: A standard tip for a restaurant meal is 15% to 20%. If you receive average service, will you leave a 15% or a 20% tip? Many people leave a 10% tip for poor service, 15% or 20% for good service and even more for outstanding service. Having a formula that you know and feel comfortable with ahead of time will make the tipping portion of the night much easier and less of a hassle.

3. What's the base?

: It is customary to tip on the normal price of the food, goods or service that you are receiving. This can become an issue if you have a coupon or gift certificate, which brings the price you pay well below what the normal price of the goods or service. It is also customary to tip on the pre-tax total, rather than total amount of the bill.

4. How you figure?

: One of the most difficult aspects of tipping for many people is calculating the correct amount. One way, if you live in a state which has a state sales tax, is to use the tax to help you figure out the tip. For example, if the sales tax rate is 4%, you can multiply the tax on the bill by 4 to give 16% or by 5 to give a 20% tip.

Another simple way is to take 10% of the bill and then double it, if you want to leave 20%. If your math isn't up to par, getting a tip card and placing it in your purse or wallet can save a lot of anxiety.

5. Holiday tipping

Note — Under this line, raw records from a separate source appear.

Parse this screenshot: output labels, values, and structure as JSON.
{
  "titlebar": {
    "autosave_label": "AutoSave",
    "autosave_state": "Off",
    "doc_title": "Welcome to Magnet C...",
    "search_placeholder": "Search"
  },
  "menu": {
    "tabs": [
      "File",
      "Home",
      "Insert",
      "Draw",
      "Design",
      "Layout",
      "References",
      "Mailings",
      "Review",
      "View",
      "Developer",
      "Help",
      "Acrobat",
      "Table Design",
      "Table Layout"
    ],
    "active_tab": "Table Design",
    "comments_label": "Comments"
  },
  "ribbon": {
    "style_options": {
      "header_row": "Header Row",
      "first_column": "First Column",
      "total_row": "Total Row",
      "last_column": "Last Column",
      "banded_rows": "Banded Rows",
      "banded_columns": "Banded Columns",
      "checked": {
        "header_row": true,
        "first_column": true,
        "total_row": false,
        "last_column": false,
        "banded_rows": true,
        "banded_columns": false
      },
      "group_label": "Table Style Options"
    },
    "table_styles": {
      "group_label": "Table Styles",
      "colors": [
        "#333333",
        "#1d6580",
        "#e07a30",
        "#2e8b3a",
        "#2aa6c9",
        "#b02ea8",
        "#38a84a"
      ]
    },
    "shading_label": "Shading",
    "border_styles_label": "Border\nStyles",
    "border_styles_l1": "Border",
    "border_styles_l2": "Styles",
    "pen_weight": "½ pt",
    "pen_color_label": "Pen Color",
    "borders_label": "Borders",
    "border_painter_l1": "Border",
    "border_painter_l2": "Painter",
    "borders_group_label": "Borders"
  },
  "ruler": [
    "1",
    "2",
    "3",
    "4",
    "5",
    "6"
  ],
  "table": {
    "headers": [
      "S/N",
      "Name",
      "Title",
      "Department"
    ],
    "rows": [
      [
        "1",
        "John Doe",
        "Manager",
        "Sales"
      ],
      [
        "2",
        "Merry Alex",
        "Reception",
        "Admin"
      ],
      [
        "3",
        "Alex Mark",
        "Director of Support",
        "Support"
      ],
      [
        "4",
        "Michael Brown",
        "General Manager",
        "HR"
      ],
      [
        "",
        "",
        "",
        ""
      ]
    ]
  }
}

: The holidays can be hard on tippers. The season comes once a year, and many people are unsure whom they need to tip. A rule of thumb is that you should consider tipping those who have served you or your family during the year and with whom you have developed a personal relationship.

According to a

Consumer Reports

survey, people give holiday tips to a wide variety of people, including child care providers, housekeepers/cleaners, children's teachers, hairdressers, newspaper carriers, manicurists/pedicurists, barbers, gardeners/lawn-care crews, mail carriers, school-bus drivers, apartment building caretakers, fitness trainer/instructors and sanitation/recycling collectors.

Once you have formed tipping guidelines for yourself, you should feel much more confident and comfortable when tipping people. You'll know that your tips are directed the way that you want them to be rather than through spur-of-the-moment decisions.

Jeffrey Strain has been a freelance personal finance writer for the past 10 years helping people save money and get their finances in order. He currently owns and runs